Shaken, not stirred, is the essence of new research that's showing promise in creating the chemical reactions necessary for industries such as pharmaceutical companies, but eliminating the resulting waste from traditional methods. James Mack, a University of Cincinnati associate professor of chemistry, will present this research into greener chemistry on April 9, at the annual meeting of the American Chemical Society in New Orleans.
Instead of using solutions to create chemical reactions needed to manufacture products such as detergents, plastics and pharmaceuticals, Mack is using a physical catalyst high-speed ball-milling to force chemicals to come together to create these reactions. The mechanochemistry not only eliminates waste, but also is showing more success than liquids at forcing chemical reactions.
Traditional methods dating back thousands of years involve using solutions to speed up chemical reactions that are used to make products that we use every day. However, the leftover waste or solvents can often be a volatile compound, explains Mack.
Disposal and recycling is also becoming a growing and more costly challenge for companies as they follow increasing federal regulations to protect the environment. "The solvents comprise the large majority of chemicals that are handled, but the solvent doesn't do anything but serve as a mixing vehicle. For example, for every gram of pharmaceutical drug that is generated, 15 to 20 kilograms of solvent waste is generated in that process," Mack says.

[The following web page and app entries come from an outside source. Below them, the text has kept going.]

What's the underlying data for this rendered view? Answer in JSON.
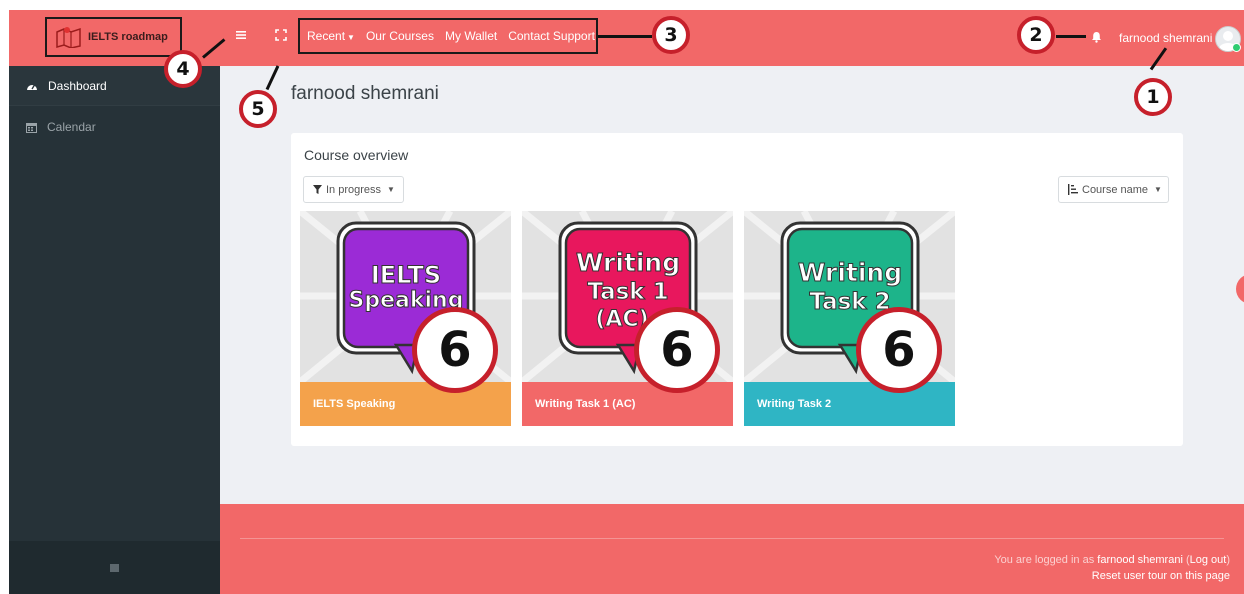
{
  "brand": {
    "name": "IELTS roadmap"
  },
  "navbar": {
    "menu_icon": "hamburger-icon",
    "fullscreen_icon": "fullscreen-icon",
    "links": [
      {
        "label": "Recent",
        "has_caret": true
      },
      {
        "label": "Our Courses"
      },
      {
        "label": "My Wallet"
      },
      {
        "label": "Contact Support"
      }
    ],
    "notification_icon": "bell-icon",
    "user_name": "farnood shemrani",
    "online_status": "online"
  },
  "sidebar": {
    "items": [
      {
        "label": "Dashboard",
        "icon": "dashboard-icon",
        "active": true
      },
      {
        "label": "Calendar",
        "icon": "calendar-icon",
        "active": false
      }
    ]
  },
  "page": {
    "title": "farnood shemrani"
  },
  "course_overview": {
    "title": "Course overview",
    "filter_label": "In progress",
    "sort_label": "Course name",
    "courses": [
      {
        "name": "IELTS Speaking",
        "image_line1": "IELTS",
        "image_line2": "Speaking",
        "image_line3": "",
        "footer_color": "#f4a24b",
        "bubble_color": "#9b2bd6"
      },
      {
        "name": "Writing Task 1 (AC)",
        "image_line1": "Writing",
        "image_line2": "Task 1",
        "image_line3": "(AC)",
        "footer_color": "#f26868",
        "bubble_color": "#e8175d"
      },
      {
        "name": "Writing Task 2",
        "image_line1": "Writing",
        "image_line2": "Task 2",
        "image_line3": "",
        "footer_color": "#2fb5c4",
        "bubble_color": "#1db48a"
      }
    ]
  },
  "footer": {
    "logged_in_prefix": "You are logged in as",
    "user_link": "farnood shemrani",
    "logout_label": "Log out",
    "reset_tour_label": "Reset user tour on this page"
  },
  "annotations": [
    "1",
    "2",
    "3",
    "4",
    "5",
    "6",
    "6",
    "6"
  ],
  "colors": {
    "navbar": "#f26868",
    "sidebar": "#263238",
    "content_bg": "#eef0f4",
    "annotation_ring": "#c6202b"
  }
}
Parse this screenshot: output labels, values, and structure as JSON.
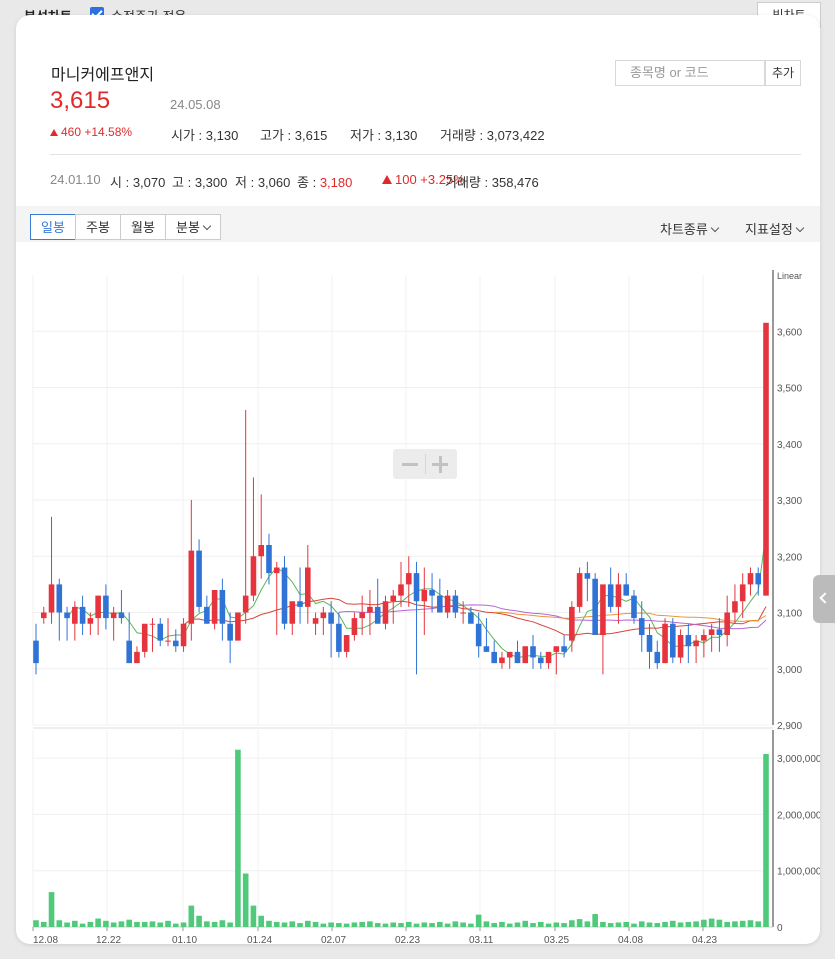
{
  "topbar": {
    "title": "분석차트",
    "adjusted_label": "수정주가 적용",
    "big_chart_label": "빅차트"
  },
  "stock": {
    "name": "마니커에프앤지",
    "price": "3,615",
    "date": "24.05.08",
    "change": "460 +14.58%",
    "ohlc": [
      {
        "label": "시가",
        "value": "3,130"
      },
      {
        "label": "고가",
        "value": "3,615"
      },
      {
        "label": "저가",
        "value": "3,130"
      },
      {
        "label": "거래량",
        "value": "3,073,422"
      }
    ]
  },
  "search": {
    "placeholder": "종목명 or 코드",
    "add_label": "추가"
  },
  "history": {
    "date": "24.01.10",
    "open_label": "시",
    "open": "3,070",
    "high_label": "고",
    "high": "3,300",
    "low_label": "저",
    "low": "3,060",
    "close_label": "종",
    "close": "3,180",
    "change": "100 +3.25%",
    "volume_label": "거래량",
    "volume": "358,476"
  },
  "tabs": [
    "일봉",
    "주봉",
    "월봉",
    "분봉"
  ],
  "menus": {
    "chart_type": "차트종류",
    "indicator": "지표설정"
  },
  "colors": {
    "up": "#e5343d",
    "down": "#2f73d6",
    "ma5": "#5ab65a",
    "ma20": "#d9453b",
    "ma60": "#b665d6",
    "ma120": "#e8963a",
    "volume": "#4fc97a"
  },
  "chart_data": [
    {
      "type": "candlestick",
      "scale_label": "Linear",
      "ylim": [
        2900,
        3700
      ],
      "yticks": [
        "3,600",
        "3,500",
        "3,400",
        "3,300",
        "3,200",
        "3,100",
        "3,000",
        "2,900"
      ],
      "xticks": [
        "12.08",
        "12.22",
        "01.10",
        "01.24",
        "02.07",
        "02.23",
        "03.11",
        "03.25",
        "04.08",
        "04.23"
      ],
      "candles": [
        [
          3050,
          3080,
          2990,
          3010
        ],
        [
          3090,
          3110,
          3080,
          3100
        ],
        [
          3100,
          3270,
          3080,
          3150
        ],
        [
          3150,
          3160,
          3050,
          3100
        ],
        [
          3100,
          3110,
          3050,
          3090
        ],
        [
          3080,
          3120,
          3050,
          3110
        ],
        [
          3110,
          3130,
          3060,
          3080
        ],
        [
          3080,
          3100,
          3060,
          3090
        ],
        [
          3090,
          3110,
          3060,
          3130
        ],
        [
          3130,
          3150,
          3070,
          3090
        ],
        [
          3090,
          3110,
          3050,
          3100
        ],
        [
          3100,
          3140,
          3080,
          3090
        ],
        [
          3050,
          3100,
          3030,
          3010
        ],
        [
          3010,
          3040,
          3010,
          3030
        ],
        [
          3030,
          3060,
          3020,
          3080
        ],
        [
          3080,
          3090,
          3030,
          3080
        ],
        [
          3080,
          3090,
          3040,
          3050
        ],
        [
          3050,
          3090,
          3040,
          3050
        ],
        [
          3050,
          3070,
          3030,
          3040
        ],
        [
          3040,
          3090,
          3030,
          3080
        ],
        [
          3080,
          3300,
          3050,
          3210
        ],
        [
          3210,
          3230,
          3100,
          3110
        ],
        [
          3110,
          3130,
          3080,
          3080
        ],
        [
          3080,
          3120,
          3070,
          3140
        ],
        [
          3140,
          3160,
          3050,
          3080
        ],
        [
          3080,
          3100,
          3010,
          3050
        ],
        [
          3050,
          3100,
          3060,
          3100
        ],
        [
          3100,
          3460,
          3080,
          3130
        ],
        [
          3130,
          3340,
          3120,
          3200
        ],
        [
          3200,
          3310,
          3160,
          3220
        ],
        [
          3220,
          3240,
          3150,
          3170
        ],
        [
          3170,
          3190,
          3060,
          3180
        ],
        [
          3180,
          3200,
          3070,
          3080
        ],
        [
          3080,
          3110,
          3060,
          3120
        ],
        [
          3120,
          3180,
          3080,
          3110
        ],
        [
          3110,
          3220,
          3080,
          3180
        ],
        [
          3080,
          3100,
          3060,
          3090
        ],
        [
          3090,
          3110,
          3060,
          3100
        ],
        [
          3100,
          3120,
          3020,
          3080
        ],
        [
          3080,
          3100,
          3020,
          3030
        ],
        [
          3030,
          3060,
          3020,
          3060
        ],
        [
          3060,
          3100,
          3050,
          3090
        ],
        [
          3090,
          3130,
          3060,
          3100
        ],
        [
          3100,
          3140,
          3060,
          3110
        ],
        [
          3110,
          3160,
          3080,
          3080
        ],
        [
          3080,
          3130,
          3070,
          3120
        ],
        [
          3120,
          3140,
          3080,
          3130
        ],
        [
          3130,
          3190,
          3110,
          3150
        ],
        [
          3150,
          3200,
          3110,
          3170
        ],
        [
          3170,
          3190,
          2990,
          3120
        ],
        [
          3120,
          3180,
          3060,
          3140
        ],
        [
          3140,
          3170,
          3100,
          3130
        ],
        [
          3130,
          3160,
          3100,
          3100
        ],
        [
          3100,
          3140,
          3090,
          3130
        ],
        [
          3130,
          3140,
          3090,
          3100
        ],
        [
          3100,
          3120,
          3080,
          3100
        ],
        [
          3100,
          3110,
          3090,
          3080
        ],
        [
          3080,
          3100,
          3020,
          3040
        ],
        [
          3040,
          3090,
          3030,
          3030
        ],
        [
          3030,
          3050,
          3010,
          3010
        ],
        [
          3010,
          3030,
          3000,
          3020
        ],
        [
          3020,
          3030,
          3000,
          3030
        ],
        [
          3030,
          3050,
          3010,
          3010
        ],
        [
          3010,
          3040,
          3010,
          3040
        ],
        [
          3040,
          3060,
          3000,
          3020
        ],
        [
          3020,
          3030,
          3000,
          3010
        ],
        [
          3010,
          3030,
          3000,
          3030
        ],
        [
          3030,
          3040,
          2990,
          3040
        ],
        [
          3040,
          3060,
          3020,
          3030
        ],
        [
          3050,
          3120,
          3030,
          3110
        ],
        [
          3110,
          3180,
          3100,
          3170
        ],
        [
          3170,
          3190,
          3120,
          3160
        ],
        [
          3160,
          3170,
          3060,
          3060
        ],
        [
          3060,
          3140,
          2990,
          3150
        ],
        [
          3150,
          3180,
          3100,
          3110
        ],
        [
          3110,
          3170,
          3080,
          3150
        ],
        [
          3150,
          3170,
          3130,
          3130
        ],
        [
          3130,
          3140,
          3080,
          3090
        ],
        [
          3090,
          3120,
          3030,
          3060
        ],
        [
          3060,
          3080,
          3000,
          3030
        ],
        [
          3030,
          3050,
          3000,
          3010
        ],
        [
          3010,
          3090,
          3010,
          3080
        ],
        [
          3080,
          3090,
          3010,
          3020
        ],
        [
          3020,
          3070,
          3010,
          3060
        ],
        [
          3060,
          3080,
          3010,
          3040
        ],
        [
          3040,
          3060,
          3010,
          3050
        ],
        [
          3050,
          3070,
          3020,
          3060
        ],
        [
          3060,
          3080,
          3030,
          3070
        ],
        [
          3070,
          3090,
          3030,
          3060
        ],
        [
          3060,
          3130,
          3040,
          3100
        ],
        [
          3100,
          3150,
          3080,
          3120
        ],
        [
          3120,
          3170,
          3090,
          3150
        ],
        [
          3150,
          3180,
          3130,
          3170
        ],
        [
          3170,
          3180,
          3130,
          3150
        ],
        [
          3130,
          3615,
          3130,
          3615
        ]
      ]
    },
    {
      "type": "bar",
      "title": "",
      "ylim": [
        0,
        3500000
      ],
      "yticks": [
        "3,000,000",
        "2,000,000",
        "1,000,000",
        "0"
      ],
      "values": [
        120000,
        90000,
        620000,
        120000,
        80000,
        110000,
        60000,
        90000,
        150000,
        110000,
        80000,
        100000,
        130000,
        90000,
        90000,
        100000,
        80000,
        110000,
        60000,
        80000,
        380000,
        200000,
        100000,
        90000,
        120000,
        80000,
        3150000,
        950000,
        380000,
        200000,
        110000,
        90000,
        80000,
        100000,
        70000,
        110000,
        90000,
        60000,
        80000,
        70000,
        60000,
        80000,
        90000,
        100000,
        70000,
        60000,
        80000,
        70000,
        90000,
        60000,
        80000,
        70000,
        90000,
        60000,
        100000,
        80000,
        60000,
        220000,
        100000,
        70000,
        90000,
        60000,
        80000,
        110000,
        70000,
        90000,
        60000,
        80000,
        70000,
        120000,
        140000,
        100000,
        230000,
        90000,
        70000,
        80000,
        90000,
        60000,
        100000,
        80000,
        70000,
        90000,
        110000,
        80000,
        90000,
        100000,
        130000,
        150000,
        130000,
        90000,
        100000,
        110000,
        120000,
        100000,
        3073422
      ]
    }
  ]
}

"Mechanochemistry can develop new reactions that we haven't seen before, saving on waste and developing new science," Mack says.
Mack also will report on how he has used a metal reactor vial to create chemical reactions, allowing recovery of the catalyst used to make the reaction, which usually can't be achieved by using solutions. He also is exploring efforts at using natural chiral agents agents that are non-superimposable, mirror images of each other to successfully mix chemicals and eliminate waste such as oil.
Mack's research was supported by a $367,835 grant from the National Science Foundation that was awarded in 2011 and funded through 2014. His research received a highly competitive, $550,000 NSF CAREER Award in 2006. The CAREER Award is the NSF's most prestigious award in support of junior faculty who exemplify the role of teacher-scholars through outstanding research, excellent education and the integration of education and research within the context of the mission of their organizations.
|Contact: Dawn Fuller|
University of Cincinnati